The President's Plan to Change Your Taxes, Explained

President Obama wants to make some changes to our tax system, and he'll be discussing it tonight.

First, give me the gist of what he wants to do.

Sure. Here's what we know so far: They amount to a series of tax breaks for middle class families, working families, the poor, and students. The president will ask Congress to pay for those tax cuts with tax increases on the wealthy and the financial sector. Put together, this would raise $320 billion in new revenue while providing $175 billion in tax relief and benefits for the middle class and poor.

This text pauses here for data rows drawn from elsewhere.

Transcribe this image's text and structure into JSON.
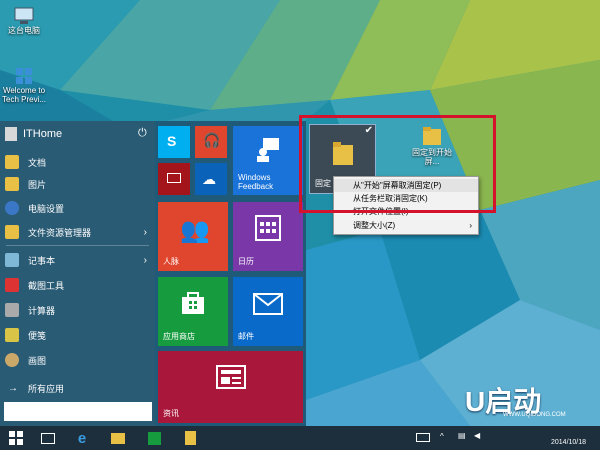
{
  "desktop": {
    "this_pc_label": "这台电脑",
    "welcome_label_line1": "Welcome to",
    "welcome_label_line2": "Tech Previ...",
    "folder_label_line1": "固定",
    "folder2_label_line1": "固定到开始",
    "folder2_label_line2": "屏..."
  },
  "start_menu": {
    "user_name": "ITHome",
    "items": [
      {
        "label": "文档",
        "icon": "documents-icon",
        "color": "#e8c045"
      },
      {
        "label": "图片",
        "icon": "pictures-icon",
        "color": "#e8c045"
      },
      {
        "label": "电脑设置",
        "icon": "gear-icon",
        "color": "#3b77c7"
      },
      {
        "label": "文件资源管理器",
        "icon": "file-explorer-icon",
        "color": "#e8c045"
      },
      {
        "label": "记事本",
        "icon": "notepad-icon",
        "color": "#7fb8d6"
      },
      {
        "label": "截图工具",
        "icon": "snipping-tool-icon",
        "color": "#d33"
      },
      {
        "label": "计算器",
        "icon": "calculator-icon",
        "color": "#aaa"
      },
      {
        "label": "便笺",
        "icon": "sticky-notes-icon",
        "color": "#d8c547"
      },
      {
        "label": "画图",
        "icon": "paint-icon",
        "color": "#c9a86a"
      },
      {
        "label": "所有应用",
        "icon": "arrow-right-icon",
        "color": ""
      }
    ],
    "tiles": {
      "skype_color": "#00aff0",
      "music_color": "#e0462e",
      "video_color": "#a4151b",
      "onedrive_color": "#0a63b8",
      "feedback_label": "Windows\nFeedback",
      "feedback_color": "#1a73d9",
      "people_label": "人脉",
      "people_color": "#e0462e",
      "calendar_label": "日历",
      "calendar_color": "#7a37a8",
      "store_label": "应用商店",
      "store_color": "#169b3e",
      "mail_label": "邮件",
      "mail_color": "#0a6ac9",
      "news_label": "资讯",
      "news_color": "#a9183a",
      "pinned_tile_label": "固定"
    }
  },
  "context_menu": {
    "items": [
      {
        "label": "从\"开始\"屏幕取消固定(P)"
      },
      {
        "label": "从任务栏取消固定(K)"
      },
      {
        "label": "打开文件位置(I)"
      },
      {
        "label": "调整大小(Z)"
      }
    ]
  },
  "taskbar": {
    "time": "",
    "date": "2014/10/18",
    "watermark_text": "U启动",
    "watermark_url": "WWW.UQIDONG.COM"
  }
}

These proposals, by the way, are considered "dead on arrival" in the Republican-controlled Congress, meaning that they have no chance of being passed into law in this form. Republicans are not fans of soaking the rich in order to pay for tax cuts.

These are important proposals, however, because they set the tone for the next two years of debate between the president and Congress. And they also set the tone for the 2016 presidential campaign.

So what are the tax cuts?

+ Tax credits for families with small children (about $3,000 per child).

+ More money for the working poor through the Earned Income Tax Credit (EITC).

+ An extra $500 to married couples who are both working.

+ Make permanent the American Opportunity Tax Credit, which refunds families up to $10,000 in college expenses over four years. It is set to expire in 2017. This costs the government about $15 billion a year.

+ Exclude Pell grants and forgiven student loans from taxation.

That sounds expensive. How does the president propose we make up for the lost revenue resulting from those tax breaks? Doesn't he also want to make community college free?

Here is how the president thinks we should pay for the tax breaks and free community college:

+ An increase in the capital gains tax rate to 28 percent for couples making more than $500,000 a year. It's currently at 23.8%. The capital gains tax kicks in when you sell a non-inventory asset (such as stocks or bonds) for more than it cost to buy. So, if you bought a stock for $2 and sold it for $4, you'd be taxed on that $2 gain. The Obama administration is making that case that this is merely a return to the capital gains tax rate while Ronald Reagan was president. Republicans argue that, nevertheless, it's a big tax increase.

+ Closing a trust fund tax loophole. It's often used by wealthy Americans to transfer large sums of money through inheritance without taxation.

+ A new tax on banks with more than $50 billion in assets.

+ Another change to capital gains -- elimination of the stepped-up basis. (Trigger Warning for anyone who had a bad experience in a tax class in college.) The stepped-up basis allows people who inherit an asset to avoid paying the same capital gains tax if they had bought it. So, if your parent buys a stock for $2 and then it goes up to $5, that's a $3 gain. If your parent sold the stock at $5, she'd be taxed for the $3 gain. If she doesn't sell, however, and then dies, leaving you the stock in her will, you will only be taxed on gains above $5. That is, your new gain is based on what the stock was when you got it ($5), not what it was when your parent purchased it ($2). The Congressional Budget Office says this loophole cost the government $50 billion in 2013 and that 21 percent of the benefits were collected by the top 1 percent.

+ Cap contributions to tax-preference retirement savings accounts (such as IRAs) at $3.4 million. This was an issue in the 2012 campaign when it was revealed that Republican presidential nominee Mitt Romney had $21.3 million in one of these accounts.

+ Here's a controversial one: Tax special college savings accounts, called 529 plans. These accounts are pretty simple: You put money into them and it grows, tax-free, until your kids go to college. Then, you can use it to pay tuition. The president wants to tax those accounts.